Xenophon tells us that Socrates always went where he could meet the most
people; that in workshop and marketplace, at the festive board or in the palaestra, he conversed with all men alike, whatever their class or
But while no opportunity was neglected of mingling with and, as it were,
sensing the heart of his fellow-citizens, the companions most truly congenial
to him were not men of his own age, but a later generation, -- the youth of
This, at all events, is what we gather from our chief source of information
concerning Socrates, the works of Plato.
In nearly all the so-called dramatic dialogues, where not only Socrates the
thinker but Socrates the man is revealed to us, it is these charming youths
who lend life and animation to the scene and who inspire the master's noblest
And indeed these fresh young minds, filled with eager questionings and
unsatisfied longings, may well have called forth the best powers of one whose
mission it was to turn the eye of the soul towards the Truth.
For to Socrates education meant not crowding the mind with "knowledge from
without," allowing no room for the play of independent thought or the growth
of individual character, but the building up of character by the charm of good
words and by examples of high thoughts and noble lives, and the awakening to
life and activity of that intuitive knowledge of realities which, as he
believed, exists in every human soul.*
*Talks with Athenian Youths, translations from the Charmides, Lysis, Laches,
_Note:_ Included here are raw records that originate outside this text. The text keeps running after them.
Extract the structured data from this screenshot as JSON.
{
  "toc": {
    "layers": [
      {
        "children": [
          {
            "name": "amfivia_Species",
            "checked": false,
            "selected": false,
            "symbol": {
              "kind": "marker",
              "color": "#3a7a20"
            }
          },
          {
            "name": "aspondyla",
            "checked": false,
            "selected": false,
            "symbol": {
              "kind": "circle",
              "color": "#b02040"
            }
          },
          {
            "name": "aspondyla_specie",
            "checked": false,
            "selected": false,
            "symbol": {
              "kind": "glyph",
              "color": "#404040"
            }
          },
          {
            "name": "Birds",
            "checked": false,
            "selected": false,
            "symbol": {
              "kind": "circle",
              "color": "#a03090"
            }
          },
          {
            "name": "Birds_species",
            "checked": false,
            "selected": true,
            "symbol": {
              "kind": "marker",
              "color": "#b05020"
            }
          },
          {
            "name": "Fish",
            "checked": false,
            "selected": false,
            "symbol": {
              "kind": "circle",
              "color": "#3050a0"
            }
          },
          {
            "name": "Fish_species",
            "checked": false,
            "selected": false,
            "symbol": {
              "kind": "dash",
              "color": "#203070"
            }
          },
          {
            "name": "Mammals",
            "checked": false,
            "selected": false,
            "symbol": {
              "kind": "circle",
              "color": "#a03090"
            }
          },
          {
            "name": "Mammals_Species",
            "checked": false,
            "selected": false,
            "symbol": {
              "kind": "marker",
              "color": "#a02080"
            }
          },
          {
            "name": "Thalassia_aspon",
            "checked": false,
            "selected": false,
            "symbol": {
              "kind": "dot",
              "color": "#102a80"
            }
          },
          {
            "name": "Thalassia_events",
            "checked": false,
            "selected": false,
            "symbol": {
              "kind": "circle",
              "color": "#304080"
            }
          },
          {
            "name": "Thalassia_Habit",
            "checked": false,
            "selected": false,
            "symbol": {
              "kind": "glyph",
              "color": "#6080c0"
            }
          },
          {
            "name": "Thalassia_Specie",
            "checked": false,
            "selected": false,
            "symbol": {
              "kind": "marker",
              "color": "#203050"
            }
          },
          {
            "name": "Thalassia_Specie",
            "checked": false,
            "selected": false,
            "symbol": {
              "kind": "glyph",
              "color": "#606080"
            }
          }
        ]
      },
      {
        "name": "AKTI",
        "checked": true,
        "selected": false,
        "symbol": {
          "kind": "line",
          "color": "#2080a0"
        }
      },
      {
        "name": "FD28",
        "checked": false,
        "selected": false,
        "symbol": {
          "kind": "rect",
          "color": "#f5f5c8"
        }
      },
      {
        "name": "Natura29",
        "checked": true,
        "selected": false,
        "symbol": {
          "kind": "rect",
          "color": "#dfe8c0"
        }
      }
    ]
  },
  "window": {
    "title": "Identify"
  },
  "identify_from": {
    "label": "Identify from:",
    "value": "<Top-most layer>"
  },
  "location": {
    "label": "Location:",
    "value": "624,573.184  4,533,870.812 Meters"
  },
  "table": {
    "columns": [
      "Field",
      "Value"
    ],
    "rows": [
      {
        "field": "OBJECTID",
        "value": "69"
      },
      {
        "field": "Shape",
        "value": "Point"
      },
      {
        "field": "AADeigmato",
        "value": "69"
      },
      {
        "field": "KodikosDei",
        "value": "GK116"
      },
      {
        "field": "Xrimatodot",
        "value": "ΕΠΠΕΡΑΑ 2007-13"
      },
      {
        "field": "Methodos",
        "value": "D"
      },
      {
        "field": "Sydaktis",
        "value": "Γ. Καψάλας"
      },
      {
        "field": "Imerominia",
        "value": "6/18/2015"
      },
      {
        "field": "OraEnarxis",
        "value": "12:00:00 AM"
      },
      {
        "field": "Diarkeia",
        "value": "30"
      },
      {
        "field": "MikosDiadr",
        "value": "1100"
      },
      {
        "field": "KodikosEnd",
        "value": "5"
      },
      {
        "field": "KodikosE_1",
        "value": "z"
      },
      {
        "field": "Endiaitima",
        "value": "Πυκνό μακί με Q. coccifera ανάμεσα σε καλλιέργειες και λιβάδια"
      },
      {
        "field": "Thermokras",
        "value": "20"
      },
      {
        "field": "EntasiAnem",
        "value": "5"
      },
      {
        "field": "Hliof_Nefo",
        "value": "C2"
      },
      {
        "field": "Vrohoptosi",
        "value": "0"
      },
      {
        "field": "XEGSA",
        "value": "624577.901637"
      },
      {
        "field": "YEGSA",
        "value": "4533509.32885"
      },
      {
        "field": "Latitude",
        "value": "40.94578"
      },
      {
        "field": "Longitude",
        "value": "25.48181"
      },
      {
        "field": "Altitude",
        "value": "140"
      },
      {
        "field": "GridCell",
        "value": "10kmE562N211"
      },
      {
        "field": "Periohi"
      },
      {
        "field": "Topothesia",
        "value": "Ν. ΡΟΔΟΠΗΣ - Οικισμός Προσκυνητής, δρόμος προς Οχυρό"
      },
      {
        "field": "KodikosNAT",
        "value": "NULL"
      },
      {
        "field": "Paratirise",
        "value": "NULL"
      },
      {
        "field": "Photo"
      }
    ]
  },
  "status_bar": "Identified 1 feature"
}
Euthydemus, and Theatetus of Plato, (New York, Charles Scribner's Sons,
1891), Preface, p. v.